| Rating: (4.6 / 5.0)

Our client is SmartBridge, a nonprofit educational institution offering face-to-face tutoring services. The client operates in the US. The mission of SmartBridge is to help as many students as possible to complete studies and prevent that they drop from the school system, in particular in disadvant ... Open whole case

Coronavirus Times - COVID-19 Brainteaser

Solved 1.6k times
Coronavirus Times - COVID-19 Brainteaser You and your family are faced with a challenging set of decisions. Due to coronavirus, your partner has taken a 20% paycut and you are worried you may lose your job. In addition, while daycare is still open, you are worried that sending your two children there will increase the risk of them bringing the virus back to your house, where your elderly grandparents are also staying. How would you go about thinking about this problem, and what would you recommend?
4.6 5 32
| Rating: (4.6 / 5.0)
Difficulty: Beginner | Style: Brain Teaser | Topics: Brain teaser

You and your family are faced with a challenging set of decisions. Due to coronavirus, your partner has taken a 20% paycut and you are worried you may lose your job. In addition, while daycare is still open, you are worried that sending your two children there will increase the risk of them bringing ... Open whole case

Chinese Chess - Airline Business During COVID-19

Solved 1.4k times
Chinese Chess - Airline Business During COVID-19 Sky China, a government-backed Chinese airline, has recently seen profits plummet due to COVID-19. Profits are down 80% in the months of February and March, but are showing early signs of a rebound in April.  They've brought you in to first investigate what can be done immediatedly to prevent hemorrhaging cash and surive in the short-term. They are also looking to see how the current situation can be viewed as an opportunity, and what can be done to prepare for the future. 
4.4 5 37
| Rating: (4.4 / 5.0)

Sky China, a government-backed Chinese airline, has recently seen profits plummet due to COVID-19. Profits are down 80% in the months of February and March, but are showing early signs of a rebound in April. They've brought you in to first investigate what can be done immediatedly to prevent hemor ... Open whole case

McKinsey Digital / BCG Platinion: Oil & Gas Upstream Technology
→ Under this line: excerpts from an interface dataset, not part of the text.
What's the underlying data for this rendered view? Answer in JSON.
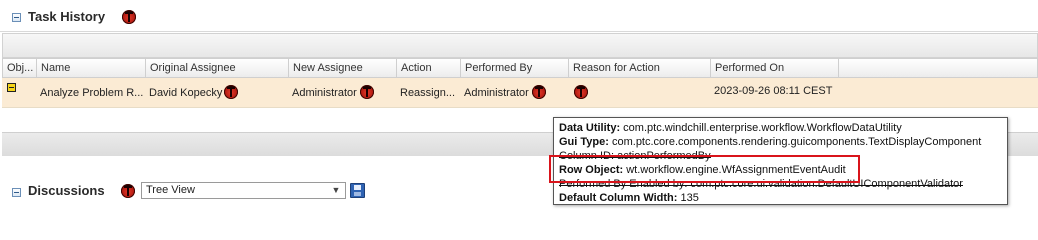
{
  "task_history": {
    "title": "Task History"
  },
  "grid": {
    "columns": [
      "Obj...",
      "Name",
      "Original Assignee",
      "New Assignee",
      "Action",
      "Performed By",
      "Reason for Action",
      "Performed On"
    ],
    "row": {
      "name": "Analyze Problem R...",
      "original_assignee": "David Kopecky",
      "new_assignee": "Administrator",
      "action": "Reassign...",
      "performed_by": "Administrator",
      "performed_on": "2023-09-26 08:11 CEST"
    }
  },
  "tooltip": {
    "lines": [
      {
        "label": "Data Utility:",
        "value": " com.ptc.windchill.enterprise.workflow.WorkflowDataUtility"
      },
      {
        "label": "Gui Type:",
        "value": " com.ptc.core.components.rendering.guicomponents.TextDisplayComponent"
      },
      {
        "label": "Column ID:",
        "value": " actionPerformedBy"
      },
      {
        "label": "Row Object:",
        "value": " wt.workflow.engine.WfAssignmentEventAudit"
      },
      {
        "label": "Performed By Enabled by:",
        "value": " com.ptc.core.ui.validation.DefaultUIComponentValidator"
      },
      {
        "label": "Default Column Width:",
        "value": " 135"
      }
    ]
  },
  "discussions": {
    "title": "Discussions",
    "view_select_value": "Tree View"
  },
  "icons": {
    "collapse": "collapse-minus-icon",
    "bug": "ladybug-debug-icon",
    "object_type": "object-type-icon",
    "save": "save-disk-icon",
    "dropdown": "chevron-down-icon"
  }
}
Solved 1.2k times
McKinsey Digital / BCG Platinion: Oil & Gas Upstream Technology [PLEASE NOTE: This is a technically difficult case and should only be completed by those coming in as a Technology specialist, i.e. recruiting for McKinsey Digital, BCG Platinion, etc.] Our client is a multinational oil and gas company. While they are vertically integrated and have upstream, midstream, and downstream divisions, they have recently been experiencing competitivity issues in the upstream gas division, which brings in $1B in profits annually. Our client’s upstream division has offices in Australia and Indonesia. Their work is highly dependent on their IT systems, as they have to constantly monitor wells and pipes (pressure, hydrocarbon count, fluid makeup, etc.) The upstream division has two large legacy IT systems that are primarily used for downstream operations but have been modified for upstream purposes. These systems are managed by a central team in the US which is responsible for all IT issues across the business. They triage issues/enhancements and then manage development teams in India and Finland who complete the work.
4.5 5 31
| Rating: (4.5 / 5.0)

[PLEASE NOTE: This is a technically difficult case and should only be completed by those coming in as a Technology specialist, i.e. recruiting for McKinsey Digital, BCG Platinion, etc.] Our client is a multinational oil and gas company. While they are vertically integrated and have upstream, midstr ... Open whole case

Hot Wheels

Solved 1.0k times
Hot Wheels Problem definition: Our client is Korean Car Parts (KCP), a multi-national original equipment manufacturer (OEM) of car parts based in Korea. They've recently seen a decline in profits and have brought us in to understand how to address this falling profitability.
4.5 5 41
| Rating: (4.5 / 5.0)

Problem definition: Our client is Korean Car Parts (KCP), a multi-national original equipment manufacturer (OEM) of car parts based in Korea. They've recently seen a decline in profits and have brought us in to understand how to address this falling profitability. Open whole case